n. (context economics English) The process by which the government, central bank, or monetary authority manages the supply of money, or trading in foreign exchange markets.
Monetary policy is the process by which the monetary authority of a country controls the supply of money, often targeting an inflation rate or interest rate to ensure price stability and general trust in the currency.
Monetary economics provides insight into how to craft optimal monetary policy.
Monetary policy is referred to as either being expansionary or contractionary, where an expansionary policy increases the total supply of money in the economy more rapidly than usual, and contractionary policy expands the money supply more slowly than usual or even shrinks it. Expansionary policy is traditionally used to try to combat unemployment in a recession by lowering interest rates in the hope that easy credit will entice businesses into expanding.

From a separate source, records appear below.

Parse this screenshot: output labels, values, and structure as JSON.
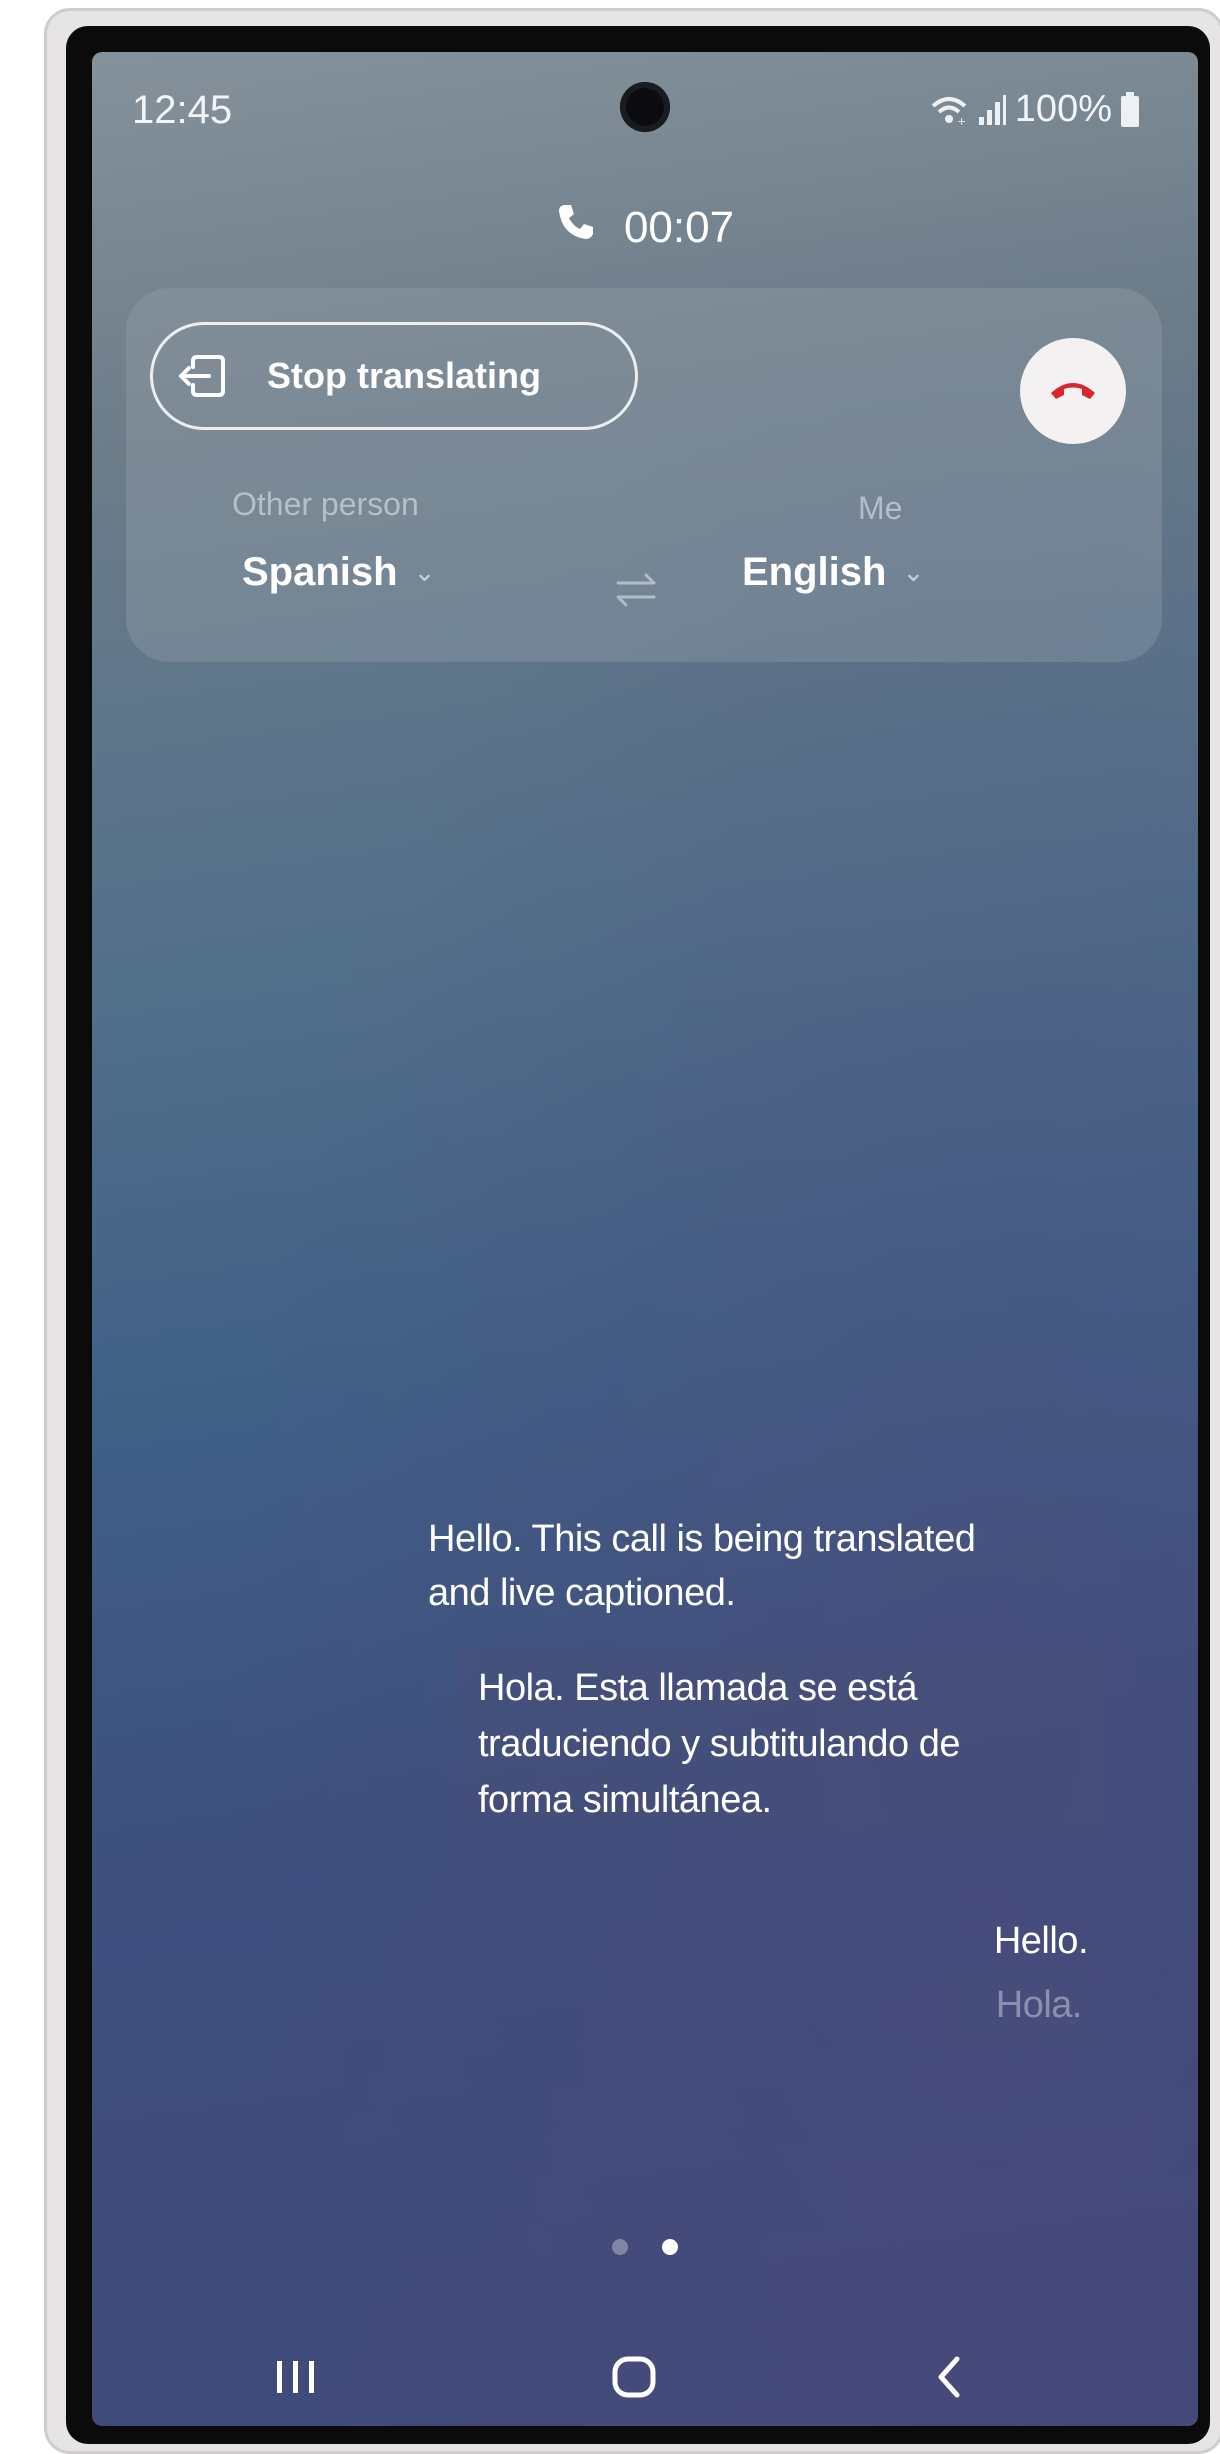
{
  "status_bar": {
    "time": "12:45",
    "battery": "100%",
    "icons": [
      "wifi-icon",
      "signal-icon",
      "battery-icon"
    ]
  },
  "call": {
    "timer": "00:07",
    "stop_label": "Stop translating",
    "end_call_color": "#d8262c"
  },
  "languages": {
    "other_label": "Other person",
    "other_value": "Spanish",
    "me_label": "Me",
    "me_value": "English"
  },
  "captions": [
    {
      "original_lines": [
        "Hello. This call is being translated",
        "and live captioned."
      ],
      "translation_lines": [
        "Hola. Esta llamada se está",
        "traduciendo y subtitulando de",
        "forma simultánea."
      ]
    },
    {
      "original_lines": [
        "Hello."
      ],
      "translation_lines": [
        "Hola."
      ]
    }
  ],
  "pager": {
    "count": 2,
    "active": 2
  },
  "nav": [
    "recents-icon",
    "home-icon",
    "back-icon"
  ]
}
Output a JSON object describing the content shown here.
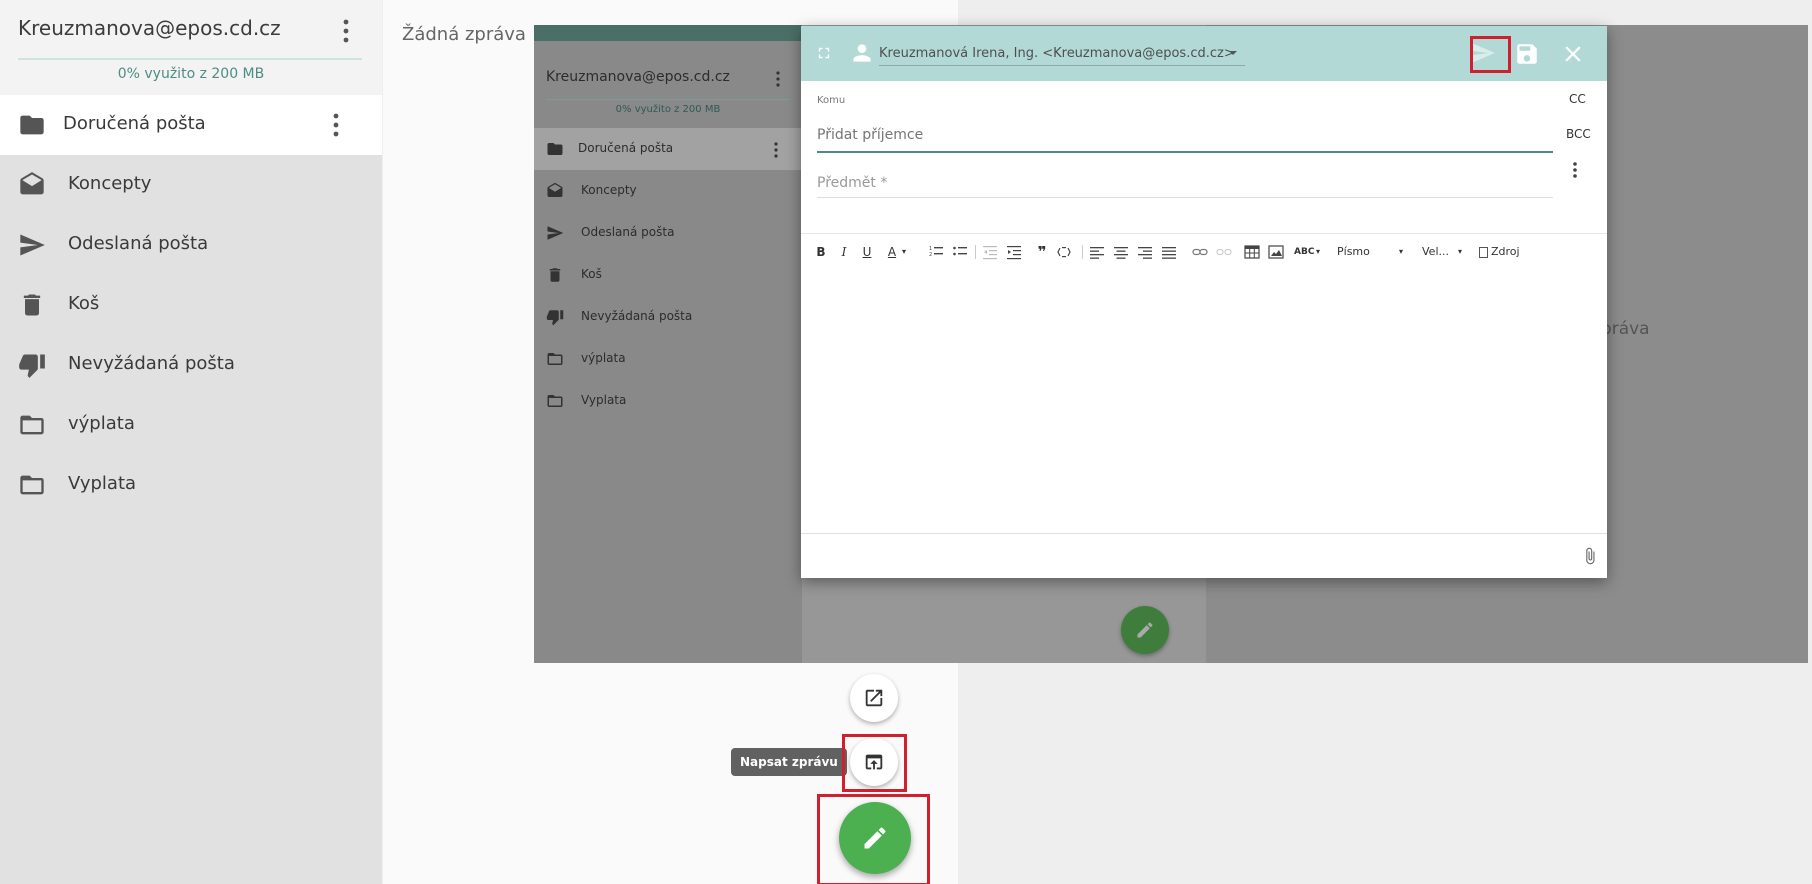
{
  "sidebar": {
    "account_email": "Kreuzmanova@epos.cd.cz",
    "usage": "0% využito z 200 MB",
    "folders": [
      {
        "label": "Doručená pošta",
        "icon": "folder-icon"
      },
      {
        "label": "Koncepty",
        "icon": "drafts-icon"
      },
      {
        "label": "Odeslaná pošta",
        "icon": "send-icon"
      },
      {
        "label": "Koš",
        "icon": "trash-icon"
      },
      {
        "label": "Nevyžádaná pošta",
        "icon": "thumb-down-icon"
      },
      {
        "label": "výplata",
        "icon": "folder-outline-icon"
      },
      {
        "label": "Vyplata",
        "icon": "folder-outline-icon"
      }
    ]
  },
  "main": {
    "no_message": "Žádná zpráva"
  },
  "overlay": {
    "account_email": "Kreuzmanova@epos.cd.cz",
    "usage": "0% využito z 200 MB",
    "folders": [
      "Doručená pošta",
      "Koncepty",
      "Odeslaná pošta",
      "Koš",
      "Nevyžádaná pošta",
      "výplata",
      "Vyplata"
    ],
    "no_message_fragment": "zpráva"
  },
  "compose": {
    "from": "Kreuzmanová Irena, Ing. <Kreuzmanova@epos.cd.cz>",
    "to_label": "Komu",
    "to_placeholder": "Přidat příjemce",
    "cc": "CC",
    "bcc": "BCC",
    "subject_placeholder": "Předmět *",
    "toolbar": {
      "bold": "B",
      "italic": "I",
      "underline": "U",
      "text_color": "A",
      "font": "Písmo",
      "size": "Vel...",
      "source": "Zdroj"
    }
  },
  "fab": {
    "tooltip": "Napsat zprávu"
  },
  "colors": {
    "accent": "#4caf50",
    "compose_header": "#b2d9d6",
    "highlight": "#d11f2f"
  }
}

Contractionary policy is intended to slow inflation in order to avoid the resulting distortions and deterioration of asset values.
Usage examples of "monetary policy".

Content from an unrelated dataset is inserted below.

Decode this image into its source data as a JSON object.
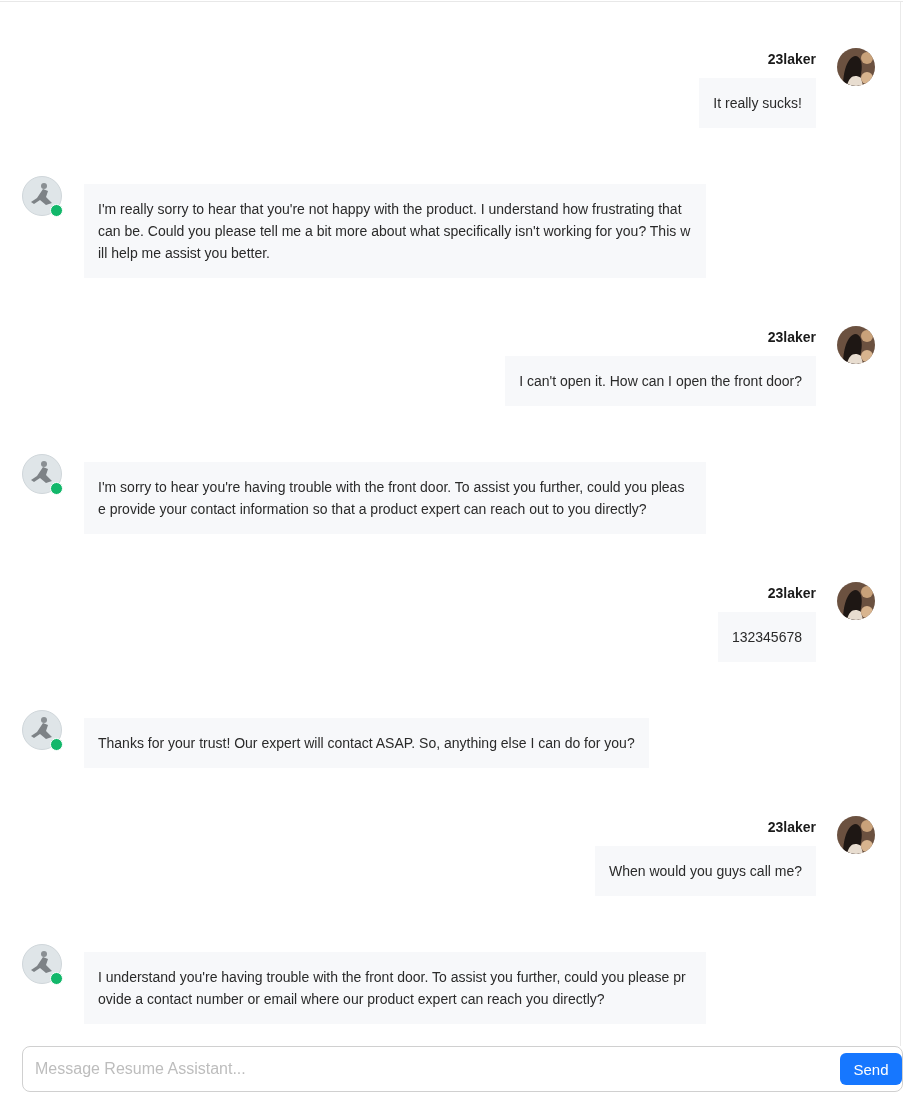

The Fed Chairman is keeping a nice, even strain on monetary policy.
His professional reputation was that of an expert on monetary policy.
World monetary policy was evidently too important to leave to national politicians.

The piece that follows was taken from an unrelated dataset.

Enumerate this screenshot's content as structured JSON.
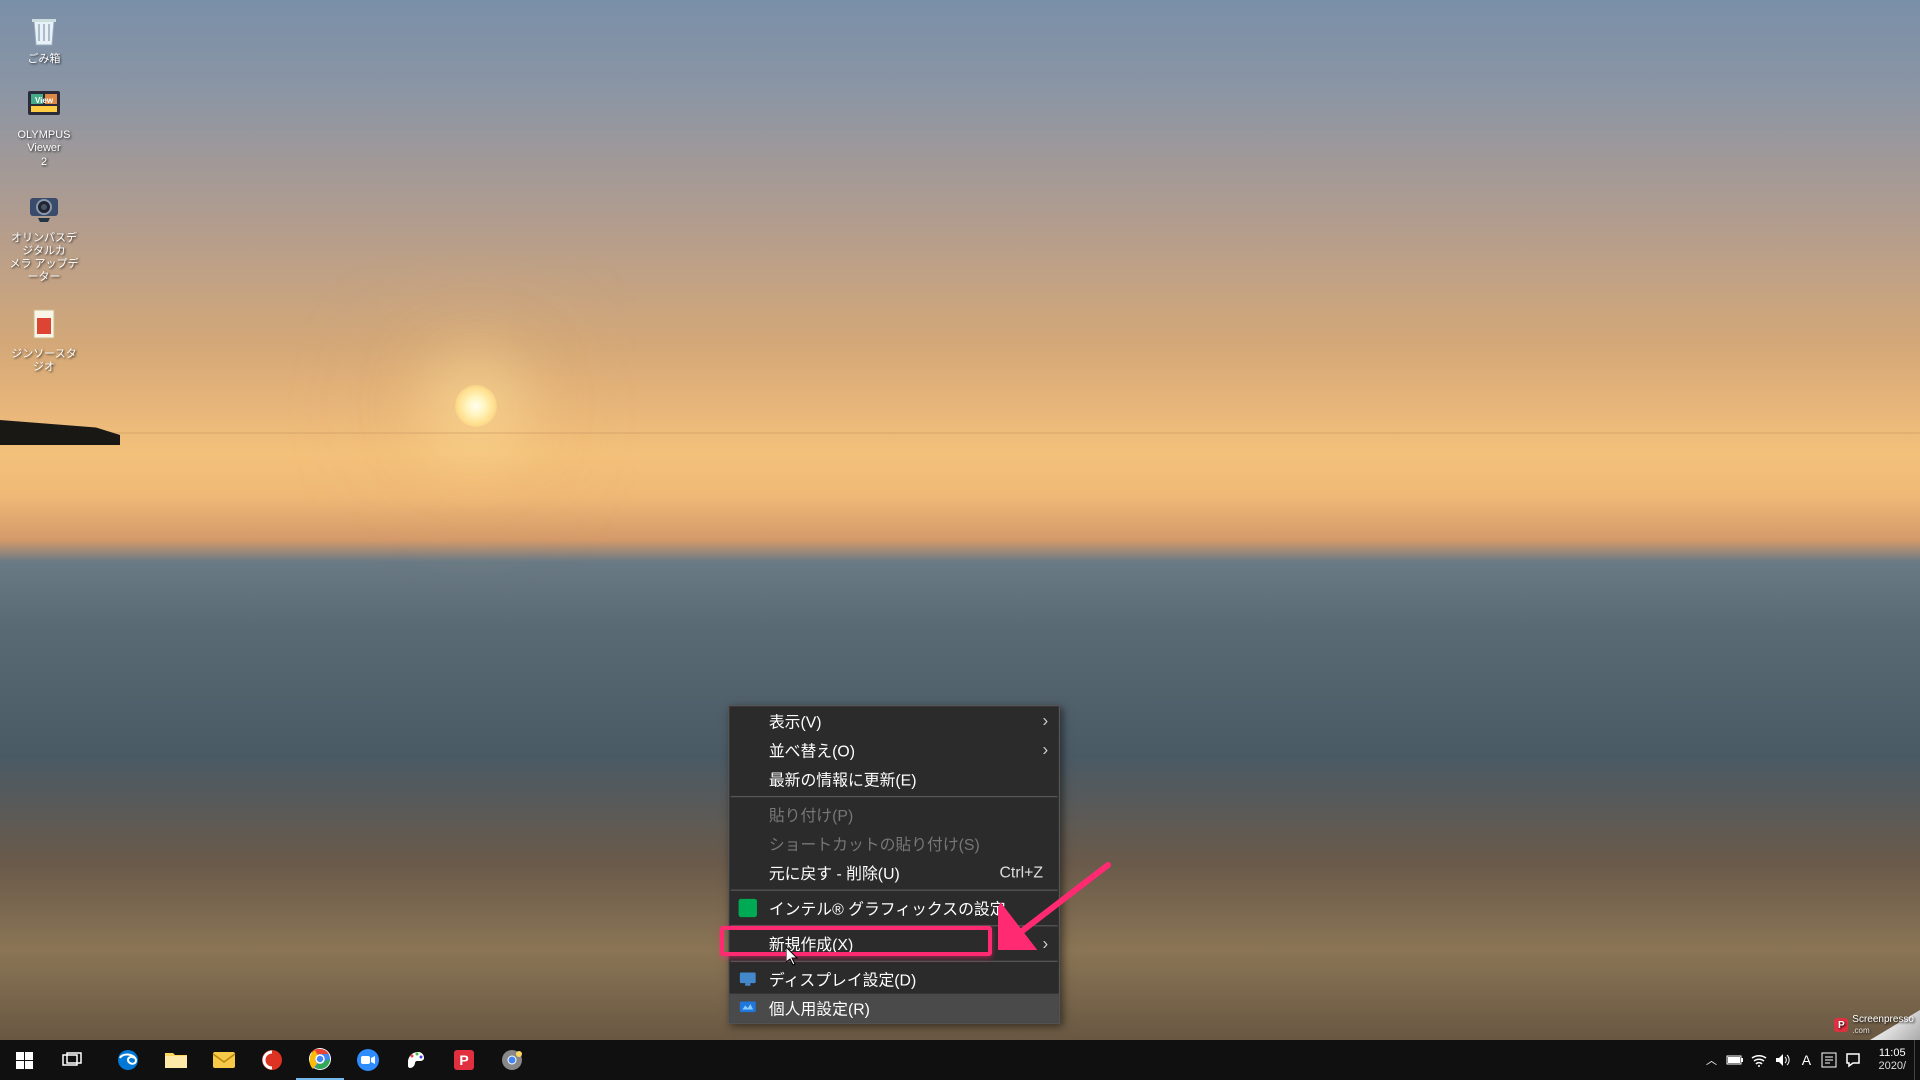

Nor, for that matter, did it hurt to have New Kiev and her coeterie of Liberal advisers-like the Housemans-to hide behind if any awkward questions were asked about fiscal and monetary policy, ether.
If she had been a better secretary, she might have tried to learn something about banking, finance and monetary policy, so she could perhaps share in the excitement others seemed to find in them.
The national government would have responsibility for foreign affairs, trade, immigration, citizenship, and monetary policy.